> _What is expected_
You are to retype all of the data exactly as it appears.

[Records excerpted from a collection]
===============

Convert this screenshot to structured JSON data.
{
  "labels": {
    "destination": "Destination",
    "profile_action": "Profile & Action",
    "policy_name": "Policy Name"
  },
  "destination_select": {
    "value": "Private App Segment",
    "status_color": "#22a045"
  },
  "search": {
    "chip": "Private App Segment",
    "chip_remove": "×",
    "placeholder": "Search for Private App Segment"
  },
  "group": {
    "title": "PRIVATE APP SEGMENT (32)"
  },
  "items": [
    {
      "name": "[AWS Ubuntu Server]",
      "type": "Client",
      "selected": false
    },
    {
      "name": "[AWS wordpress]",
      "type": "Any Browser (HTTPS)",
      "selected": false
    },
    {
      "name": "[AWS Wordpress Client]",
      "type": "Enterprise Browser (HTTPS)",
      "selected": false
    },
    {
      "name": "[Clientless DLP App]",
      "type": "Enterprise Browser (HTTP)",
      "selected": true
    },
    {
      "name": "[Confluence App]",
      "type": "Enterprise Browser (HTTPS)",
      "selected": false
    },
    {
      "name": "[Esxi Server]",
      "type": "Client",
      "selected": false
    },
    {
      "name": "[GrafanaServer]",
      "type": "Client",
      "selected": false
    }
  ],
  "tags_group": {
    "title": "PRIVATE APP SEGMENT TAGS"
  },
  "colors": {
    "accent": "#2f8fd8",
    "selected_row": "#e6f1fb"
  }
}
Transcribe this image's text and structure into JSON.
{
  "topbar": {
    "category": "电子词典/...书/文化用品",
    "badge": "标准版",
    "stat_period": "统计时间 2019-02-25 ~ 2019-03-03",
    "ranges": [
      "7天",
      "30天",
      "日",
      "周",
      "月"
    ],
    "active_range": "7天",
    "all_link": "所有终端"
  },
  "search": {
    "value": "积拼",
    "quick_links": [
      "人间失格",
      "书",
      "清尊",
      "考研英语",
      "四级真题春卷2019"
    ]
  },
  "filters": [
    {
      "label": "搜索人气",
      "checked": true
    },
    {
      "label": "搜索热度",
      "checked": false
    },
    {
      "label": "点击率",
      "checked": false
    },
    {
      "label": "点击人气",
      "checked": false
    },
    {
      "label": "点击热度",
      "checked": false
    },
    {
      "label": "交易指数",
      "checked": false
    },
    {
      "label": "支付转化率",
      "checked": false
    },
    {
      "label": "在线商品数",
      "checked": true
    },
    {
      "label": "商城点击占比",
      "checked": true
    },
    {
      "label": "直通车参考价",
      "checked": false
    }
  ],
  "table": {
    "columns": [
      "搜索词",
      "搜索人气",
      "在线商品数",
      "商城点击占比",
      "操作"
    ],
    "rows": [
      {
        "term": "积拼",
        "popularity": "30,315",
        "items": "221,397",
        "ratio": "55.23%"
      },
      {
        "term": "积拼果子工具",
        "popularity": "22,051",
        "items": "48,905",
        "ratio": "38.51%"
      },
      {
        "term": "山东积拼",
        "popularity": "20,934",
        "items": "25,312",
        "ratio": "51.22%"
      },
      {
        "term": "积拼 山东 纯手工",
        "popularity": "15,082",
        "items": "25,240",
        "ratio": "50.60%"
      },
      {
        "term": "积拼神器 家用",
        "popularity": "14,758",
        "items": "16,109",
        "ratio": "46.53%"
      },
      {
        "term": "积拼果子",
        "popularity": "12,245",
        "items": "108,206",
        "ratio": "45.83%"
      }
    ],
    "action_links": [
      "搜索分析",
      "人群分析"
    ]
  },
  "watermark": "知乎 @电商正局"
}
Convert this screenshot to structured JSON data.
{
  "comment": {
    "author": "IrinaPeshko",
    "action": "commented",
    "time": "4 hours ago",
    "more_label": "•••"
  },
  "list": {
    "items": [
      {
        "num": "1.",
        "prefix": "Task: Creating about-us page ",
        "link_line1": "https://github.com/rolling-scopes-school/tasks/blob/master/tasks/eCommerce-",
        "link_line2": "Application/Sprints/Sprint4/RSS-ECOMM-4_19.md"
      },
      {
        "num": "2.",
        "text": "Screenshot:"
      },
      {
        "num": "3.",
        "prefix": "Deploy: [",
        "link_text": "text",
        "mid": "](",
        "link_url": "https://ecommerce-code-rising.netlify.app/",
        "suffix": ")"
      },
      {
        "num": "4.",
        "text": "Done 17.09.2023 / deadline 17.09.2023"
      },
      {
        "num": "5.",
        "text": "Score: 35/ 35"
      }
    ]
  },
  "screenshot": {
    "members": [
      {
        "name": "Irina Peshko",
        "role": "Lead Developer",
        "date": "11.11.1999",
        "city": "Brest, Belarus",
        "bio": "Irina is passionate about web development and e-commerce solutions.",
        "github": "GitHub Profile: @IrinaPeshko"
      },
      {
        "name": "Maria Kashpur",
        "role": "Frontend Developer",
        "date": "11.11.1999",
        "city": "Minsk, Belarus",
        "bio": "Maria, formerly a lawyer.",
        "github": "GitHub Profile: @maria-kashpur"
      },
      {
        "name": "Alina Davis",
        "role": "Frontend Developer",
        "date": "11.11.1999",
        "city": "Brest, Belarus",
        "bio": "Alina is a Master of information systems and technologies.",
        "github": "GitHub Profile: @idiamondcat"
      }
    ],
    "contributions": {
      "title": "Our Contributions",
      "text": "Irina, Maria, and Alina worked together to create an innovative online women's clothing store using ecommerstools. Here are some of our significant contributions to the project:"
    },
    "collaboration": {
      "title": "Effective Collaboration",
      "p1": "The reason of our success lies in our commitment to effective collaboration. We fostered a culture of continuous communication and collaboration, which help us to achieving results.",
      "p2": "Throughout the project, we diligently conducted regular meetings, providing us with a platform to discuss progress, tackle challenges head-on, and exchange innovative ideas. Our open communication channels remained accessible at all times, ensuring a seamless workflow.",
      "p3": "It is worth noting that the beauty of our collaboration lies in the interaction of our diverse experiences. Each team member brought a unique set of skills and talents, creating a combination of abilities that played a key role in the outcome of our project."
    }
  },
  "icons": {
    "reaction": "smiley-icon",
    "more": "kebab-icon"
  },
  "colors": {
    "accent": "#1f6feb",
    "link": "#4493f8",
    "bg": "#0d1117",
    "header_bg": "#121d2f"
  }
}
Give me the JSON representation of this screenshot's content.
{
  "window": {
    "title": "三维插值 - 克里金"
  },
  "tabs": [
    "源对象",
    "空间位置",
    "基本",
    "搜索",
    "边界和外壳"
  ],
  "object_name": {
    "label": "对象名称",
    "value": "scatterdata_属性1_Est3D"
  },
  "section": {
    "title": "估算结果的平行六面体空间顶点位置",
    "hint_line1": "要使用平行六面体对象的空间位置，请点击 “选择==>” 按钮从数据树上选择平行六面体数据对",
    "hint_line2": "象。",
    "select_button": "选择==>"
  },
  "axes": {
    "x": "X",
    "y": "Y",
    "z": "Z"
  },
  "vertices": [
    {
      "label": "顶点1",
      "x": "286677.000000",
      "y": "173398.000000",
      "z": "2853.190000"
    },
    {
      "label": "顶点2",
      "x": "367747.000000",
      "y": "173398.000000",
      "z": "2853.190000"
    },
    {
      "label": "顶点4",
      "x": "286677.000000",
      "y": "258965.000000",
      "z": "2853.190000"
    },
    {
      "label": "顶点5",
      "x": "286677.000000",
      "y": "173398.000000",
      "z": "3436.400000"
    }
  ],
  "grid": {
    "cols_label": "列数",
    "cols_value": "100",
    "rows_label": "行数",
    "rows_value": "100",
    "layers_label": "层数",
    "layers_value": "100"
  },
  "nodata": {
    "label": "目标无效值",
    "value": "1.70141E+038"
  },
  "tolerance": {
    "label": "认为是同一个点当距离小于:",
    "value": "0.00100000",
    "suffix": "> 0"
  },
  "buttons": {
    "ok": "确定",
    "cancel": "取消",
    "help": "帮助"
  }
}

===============

> _Result of the exercise_
Convert this screenshot to structured JSON data.
{
  "labels": {
    "destination": "Destination",
    "profile_action": "Profile & Action",
    "policy_name": "Policy Name"
  },
  "destination_select": {
    "value": "Private App Segment",
    "status_color": "#22a045"
  },
  "search": {
    "chip": "Private App Segment",
    "chip_remove": "×",
    "placeholder": "Search for Private App Segment"
  },
  "group": {
    "title": "PRIVATE APP SEGMENT (32)"
  },
  "items": [
    {
      "name": "[AWS Ubuntu Server]",
      "type": "Client",
      "selected": false
    },
    {
      "name": "[AWS wordpress]",
      "type": "Any Browser (HTTPS)",
      "selected": false
    },
    {
      "name": "[AWS Wordpress Client]",
      "type": "Enterprise Browser (HTTPS)",
      "selected": false
    },
    {
      "name": "[Clientless DLP App]",
      "type": "Enterprise Browser (HTTP)",
      "selected": true
    },
    {
      "name": "[Confluence App]",
      "type": "Enterprise Browser (HTTPS)",
      "selected": false
    },
    {
      "name": "[Esxi Server]",
      "type": "Client",
      "selected": false
    },
    {
      "name": "[GrafanaServer]",
      "type": "Client",
      "selected": false
    }
  ],
  "tags_group": {
    "title": "PRIVATE APP SEGMENT TAGS"
  },
  "colors": {
    "accent": "#2f8fd8",
    "selected_row": "#e6f1fb"
  }
}
Transcribe this image's text and structure into JSON.
{
  "topbar": {
    "category": "电子词典/...书/文化用品",
    "badge": "标准版",
    "stat_period": "统计时间 2019-02-25 ~ 2019-03-03",
    "ranges": [
      "7天",
      "30天",
      "日",
      "周",
      "月"
    ],
    "active_range": "7天",
    "all_link": "所有终端"
  },
  "search": {
    "value": "积拼",
    "quick_links": [
      "人间失格",
      "书",
      "清尊",
      "考研英语",
      "四级真题春卷2019"
    ]
  },
  "filters": [
    {
      "label": "搜索人气",
      "checked": true
    },
    {
      "label": "搜索热度",
      "checked": false
    },
    {
      "label": "点击率",
      "checked": false
    },
    {
      "label": "点击人气",
      "checked": false
    },
    {
      "label": "点击热度",
      "checked": false
    },
    {
      "label": "交易指数",
      "checked": false
    },
    {
      "label": "支付转化率",
      "checked": false
    },
    {
      "label": "在线商品数",
      "checked": true
    },
    {
      "label": "商城点击占比",
      "checked": true
    },
    {
      "label": "直通车参考价",
      "checked": false
    }
  ],
  "table": {
    "columns": [
      "搜索词",
      "搜索人气",
      "在线商品数",
      "商城点击占比",
      "操作"
    ],
    "rows": [
      {
        "term": "积拼",
        "popularity": "30,315",
        "items": "221,397",
        "ratio": "55.23%"
      },
      {
        "term": "积拼果子工具",
        "popularity": "22,051",
        "items": "48,905",
        "ratio": "38.51%"
      },
      {
        "term": "山东积拼",
        "popularity": "20,934",
        "items": "25,312",
        "ratio": "51.22%"
      },
      {
        "term": "积拼 山东 纯手工",
        "popularity": "15,082",
        "items": "25,240",
        "ratio": "50.60%"
      },
      {
        "term": "积拼神器 家用",
        "popularity": "14,758",
        "items": "16,109",
        "ratio": "46.53%"
      },
      {
        "term": "积拼果子",
        "popularity": "12,245",
        "items": "108,206",
        "ratio": "45.83%"
      }
    ],
    "action_links": [
      "搜索分析",
      "人群分析"
    ]
  },
  "watermark": "知乎 @电商正局"
}
Convert this screenshot to structured JSON data.
{
  "comment": {
    "author": "IrinaPeshko",
    "action": "commented",
    "time": "4 hours ago",
    "more_label": "•••"
  },
  "list": {
    "items": [
      {
        "num": "1.",
        "prefix": "Task: Creating about-us page ",
        "link_line1": "https://github.com/rolling-scopes-school/tasks/blob/master/tasks/eCommerce-",
        "link_line2": "Application/Sprints/Sprint4/RSS-ECOMM-4_19.md"
      },
      {
        "num": "2.",
        "text": "Screenshot:"
      },
      {
        "num": "3.",
        "prefix": "Deploy: [",
        "link_text": "text",
        "mid": "](",
        "link_url": "https://ecommerce-code-rising.netlify.app/",
        "suffix": ")"
      },
      {
        "num": "4.",
        "text": "Done 17.09.2023 / deadline 17.09.2023"
      },
      {
        "num": "5.",
        "text": "Score: 35/ 35"
      }
    ]
  },
  "screenshot": {
    "members": [
      {
        "name": "Irina Peshko",
        "role": "Lead Developer",
        "date": "11.11.1999",
        "city": "Brest, Belarus",
        "bio": "Irina is passionate about web development and e-commerce solutions.",
        "github": "GitHub Profile: @IrinaPeshko"
      },
      {
        "name": "Maria Kashpur",
        "role": "Frontend Developer",
        "date": "11.11.1999",
        "city": "Minsk, Belarus",
        "bio": "Maria, formerly a lawyer.",
        "github": "GitHub Profile: @maria-kashpur"
      },
      {
        "name": "Alina Davis",
        "role": "Frontend Developer",
        "date": "11.11.1999",
        "city": "Brest, Belarus",
        "bio": "Alina is a Master of information systems and technologies.",
        "github": "GitHub Profile: @idiamondcat"
      }
    ],
    "contributions": {
      "title": "Our Contributions",
      "text": "Irina, Maria, and Alina worked together to create an innovative online women's clothing store using ecommerstools. Here are some of our significant contributions to the project:"
    },
    "collaboration": {
      "title": "Effective Collaboration",
      "p1": "The reason of our success lies in our commitment to effective collaboration. We fostered a culture of continuous communication and collaboration, which help us to achieving results.",
      "p2": "Throughout the project, we diligently conducted regular meetings, providing us with a platform to discuss progress, tackle challenges head-on, and exchange innovative ideas. Our open communication channels remained accessible at all times, ensuring a seamless workflow.",
      "p3": "It is worth noting that the beauty of our collaboration lies in the interaction of our diverse experiences. Each team member brought a unique set of skills and talents, creating a combination of abilities that played a key role in the outcome of our project."
    }
  },
  "icons": {
    "reaction": "smiley-icon",
    "more": "kebab-icon"
  },
  "colors": {
    "accent": "#1f6feb",
    "link": "#4493f8",
    "bg": "#0d1117",
    "header_bg": "#121d2f"
  }
}
Give me the JSON representation of this screenshot's content.
{
  "window": {
    "title": "三维插值 - 克里金"
  },
  "tabs": [
    "源对象",
    "空间位置",
    "基本",
    "搜索",
    "边界和外壳"
  ],
  "object_name": {
    "label": "对象名称",
    "value": "scatterdata_属性1_Est3D"
  },
  "section": {
    "title": "估算结果的平行六面体空间顶点位置",
    "hint_line1": "要使用平行六面体对象的空间位置，请点击 “选择==>” 按钮从数据树上选择平行六面体数据对",
    "hint_line2": "象。",
    "select_button": "选择==>"
  },
  "axes": {
    "x": "X",
    "y": "Y",
    "z": "Z"
  },
  "vertices": [
    {
      "label": "顶点1",
      "x": "286677.000000",
      "y": "173398.000000",
      "z": "2853.190000"
    },
    {
      "label": "顶点2",
      "x": "367747.000000",
      "y": "173398.000000",
      "z": "2853.190000"
    },
    {
      "label": "顶点4",
      "x": "286677.000000",
      "y": "258965.000000",
      "z": "2853.190000"
    },
    {
      "label": "顶点5",
      "x": "286677.000000",
      "y": "173398.000000",
      "z": "3436.400000"
    }
  ],
  "grid": {
    "cols_label": "列数",
    "cols_value": "100",
    "rows_label": "行数",
    "rows_value": "100",
    "layers_label": "层数",
    "layers_value": "100"
  },
  "nodata": {
    "label": "目标无效值",
    "value": "1.70141E+038"
  },
  "tolerance": {
    "label": "认为是同一个点当距离小于:",
    "value": "0.00100000",
    "suffix": "> 0"
  },
  "buttons": {
    "ok": "确定",
    "cancel": "取消",
    "help": "帮助"
  }
}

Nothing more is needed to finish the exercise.